- **What is expected**: From the entries below, copy out all lines holding "name".

- **Data excerpts**:

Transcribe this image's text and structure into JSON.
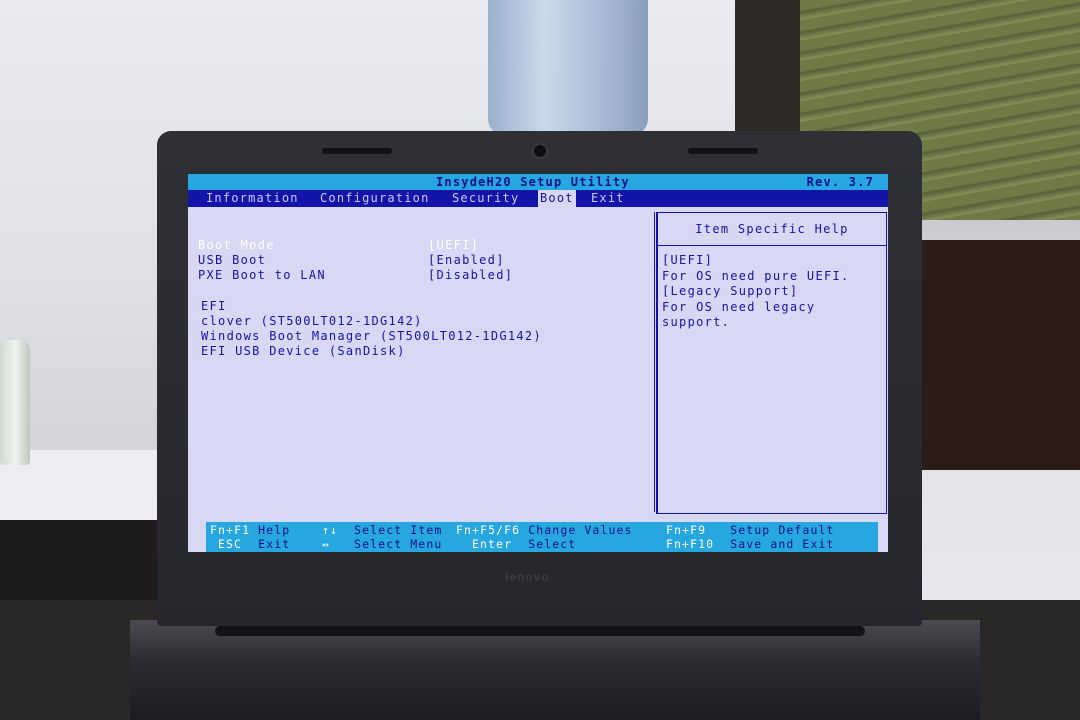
{
  "bios": {
    "title": "InsydeH20 Setup Utility",
    "revision": "Rev. 3.7",
    "menu": [
      {
        "label": "Information"
      },
      {
        "label": "Configuration"
      },
      {
        "label": "Security"
      },
      {
        "label": "Boot"
      },
      {
        "label": "Exit"
      }
    ],
    "active_menu": "Boot",
    "settings": [
      {
        "label": "Boot Mode",
        "value": "[UEFI]",
        "selected": true
      },
      {
        "label": "USB Boot",
        "value": "[Enabled]",
        "selected": false
      },
      {
        "label": "PXE Boot to LAN",
        "value": "[Disabled]",
        "selected": false
      }
    ],
    "efi_header": "EFI",
    "efi_entries": [
      "clover (ST500LT012-1DG142)",
      "Windows Boot Manager (ST500LT012-1DG142)",
      "EFI USB Device (SanDisk)"
    ],
    "help": {
      "title": "Item Specific Help",
      "lines": [
        "[UEFI]",
        "For OS need pure UEFI.",
        "[Legacy Support]",
        "For OS need legacy",
        "support."
      ]
    },
    "footer": {
      "f1_key": "Fn+F1",
      "f1_label": "Help",
      "esc_key": "ESC",
      "esc_label": "Exit",
      "updown_key": "↑↓",
      "updown_label": "Select Item",
      "leftright_key": "↔",
      "leftright_label": "Select Menu",
      "f5f6_key": "Fn+F5/F6",
      "f5f6_label": "Change Values",
      "enter_key": "Enter",
      "enter_label": "Select",
      "f9_key": "Fn+F9",
      "f9_label": "Setup Default",
      "f10_key": "Fn+F10",
      "f10_label": "Save and Exit"
    }
  },
  "laptop": {
    "brand": "lenovo"
  },
  "colors": {
    "screen_bg": "#d8d8f4",
    "title_bar": "#27a7e0",
    "menu_bar": "#1414a8",
    "text": "#1414a8",
    "highlight_text": "#ffffff"
  }
}
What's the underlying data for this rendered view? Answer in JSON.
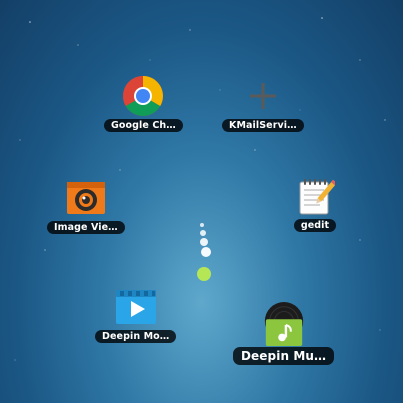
{
  "desktop": {
    "apps": [
      {
        "id": "chrome",
        "label": "Google Ch…",
        "icon": "chrome-icon"
      },
      {
        "id": "kmail",
        "label": "KMailServi…",
        "icon": "plus-icon"
      },
      {
        "id": "imageviewer",
        "label": "Image Vie…",
        "icon": "image-viewer-icon"
      },
      {
        "id": "gedit",
        "label": "gedit",
        "icon": "notepad-icon"
      },
      {
        "id": "deepin-movie",
        "label": "Deepin Mo…",
        "icon": "video-player-icon"
      },
      {
        "id": "deepin-music",
        "label": "Deepin Mu…",
        "icon": "music-player-icon"
      }
    ],
    "loading_indicator": {
      "icon": "loading-dots-icon"
    }
  },
  "colors": {
    "background_top": "#133f66",
    "background_center": "#5fa8cc",
    "label_bg": "#000000",
    "loading_accent": "#b5e655"
  }
}
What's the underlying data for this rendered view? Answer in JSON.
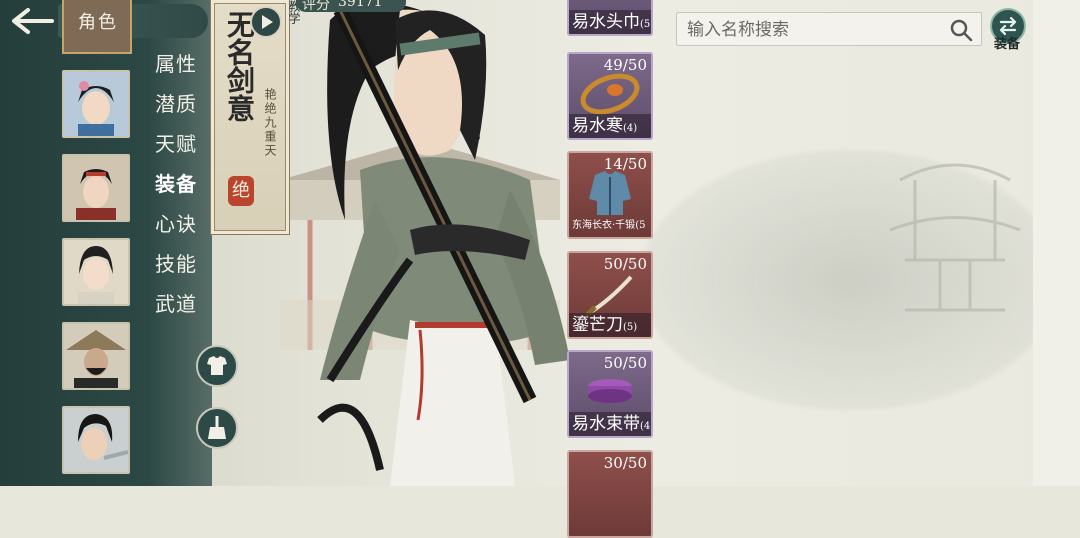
{
  "header": {
    "title": "角色",
    "back_icon": "back-arrow-icon"
  },
  "sidebar": {
    "tabs": [
      {
        "label": "属性",
        "active": false
      },
      {
        "label": "潜质",
        "active": false
      },
      {
        "label": "天赋",
        "active": false
      },
      {
        "label": "装备",
        "active": true
      },
      {
        "label": "心诀",
        "active": false
      },
      {
        "label": "技能",
        "active": false
      },
      {
        "label": "武道",
        "active": false
      }
    ],
    "tool_buttons": [
      "outfit-icon",
      "broom-icon"
    ]
  },
  "banner": {
    "title": "无名剑意",
    "subtitle": "艳绝九重天",
    "seal": "绝",
    "teach_label": "教学"
  },
  "score": {
    "label": "评分",
    "value": "39171"
  },
  "items": [
    {
      "name": "易水头巾",
      "level": "(5)",
      "count": "",
      "rarity": "purple"
    },
    {
      "name": "易水寒",
      "level": "(4)",
      "count": "49/50",
      "rarity": "purple"
    },
    {
      "name": "东海长衣·千锻",
      "level": "(5",
      "count": "14/50",
      "rarity": "red"
    },
    {
      "name": "鎏芒刀",
      "level": "(5)",
      "count": "50/50",
      "rarity": "red"
    },
    {
      "name": "易水束带",
      "level": "(4)",
      "count": "50/50",
      "rarity": "purple"
    },
    {
      "name": "",
      "level": "",
      "count": "30/50",
      "rarity": "red"
    }
  ],
  "search": {
    "placeholder": "输入名称搜索",
    "value": ""
  },
  "equip_button": {
    "label": "装备"
  },
  "colors": {
    "sidebar": "#2c4845",
    "purple": "#6f5b7c",
    "red": "#7c4441",
    "accent": "#c8a466"
  }
}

- **Reply to the task**:
      "name": "易水头巾",
      "name": "易水寒",
      "name": "东海长衣·千锻",
      "name": "鎏芒刀",
      "name": "易水束带",
      "name": "",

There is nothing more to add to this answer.